**Problem requirements**
Write out the full listing again. Make no alterations.

**Given information**
______________________________
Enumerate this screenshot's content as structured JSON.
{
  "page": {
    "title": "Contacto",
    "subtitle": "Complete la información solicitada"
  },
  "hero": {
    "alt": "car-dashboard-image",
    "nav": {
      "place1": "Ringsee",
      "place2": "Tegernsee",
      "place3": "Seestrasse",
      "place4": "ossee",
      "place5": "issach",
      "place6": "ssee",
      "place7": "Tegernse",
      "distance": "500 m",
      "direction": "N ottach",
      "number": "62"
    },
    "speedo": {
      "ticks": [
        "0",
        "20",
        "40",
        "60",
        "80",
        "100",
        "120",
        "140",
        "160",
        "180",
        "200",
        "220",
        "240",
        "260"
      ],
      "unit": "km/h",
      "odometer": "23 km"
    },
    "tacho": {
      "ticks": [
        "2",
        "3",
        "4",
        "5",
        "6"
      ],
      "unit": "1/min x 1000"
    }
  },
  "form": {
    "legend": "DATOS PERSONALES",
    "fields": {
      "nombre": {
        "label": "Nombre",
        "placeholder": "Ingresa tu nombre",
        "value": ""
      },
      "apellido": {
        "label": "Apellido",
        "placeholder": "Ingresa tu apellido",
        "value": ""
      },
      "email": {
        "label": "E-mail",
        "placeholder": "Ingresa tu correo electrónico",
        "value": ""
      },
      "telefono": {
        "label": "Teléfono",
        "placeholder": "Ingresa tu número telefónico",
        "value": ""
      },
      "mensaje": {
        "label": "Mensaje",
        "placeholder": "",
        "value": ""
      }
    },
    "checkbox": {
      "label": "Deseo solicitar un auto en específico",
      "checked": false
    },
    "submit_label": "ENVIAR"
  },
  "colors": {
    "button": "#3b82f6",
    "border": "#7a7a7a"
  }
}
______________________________
**Response**
Enumerate this screenshot's content as structured JSON.
{
  "page": {
    "title": "Contacto",
    "subtitle": "Complete la información solicitada"
  },
  "hero": {
    "alt": "car-dashboard-image",
    "nav": {
      "place1": "Ringsee",
      "place2": "Tegernsee",
      "place3": "Seestrasse",
      "place4": "ossee",
      "place5": "issach",
      "place6": "ssee",
      "place7": "Tegernse",
      "distance": "500 m",
      "direction": "N ottach",
      "number": "62"
    },
    "speedo": {
      "ticks": [
        "0",
        "20",
        "40",
        "60",
        "80",
        "100",
        "120",
        "140",
        "160",
        "180",
        "200",
        "220",
        "240",
        "260"
      ],
      "unit": "km/h",
      "odometer": "23 km"
    },
    "tacho": {
      "ticks": [
        "2",
        "3",
        "4",
        "5",
        "6"
      ],
      "unit": "1/min x 1000"
    }
  },
  "form": {
    "legend": "DATOS PERSONALES",
    "fields": {
      "nombre": {
        "label": "Nombre",
        "placeholder": "Ingresa tu nombre",
        "value": ""
      },
      "apellido": {
        "label": "Apellido",
        "placeholder": "Ingresa tu apellido",
        "value": ""
      },
      "email": {
        "label": "E-mail",
        "placeholder": "Ingresa tu correo electrónico",
        "value": ""
      },
      "telefono": {
        "label": "Teléfono",
        "placeholder": "Ingresa tu número telefónico",
        "value": ""
      },
      "mensaje": {
        "label": "Mensaje",
        "placeholder": "",
        "value": ""
      }
    },
    "checkbox": {
      "label": "Deseo solicitar un auto en específico",
      "checked": false
    },
    "submit_label": "ENVIAR"
  },
  "colors": {
    "button": "#3b82f6",
    "border": "#7a7a7a"
  }
}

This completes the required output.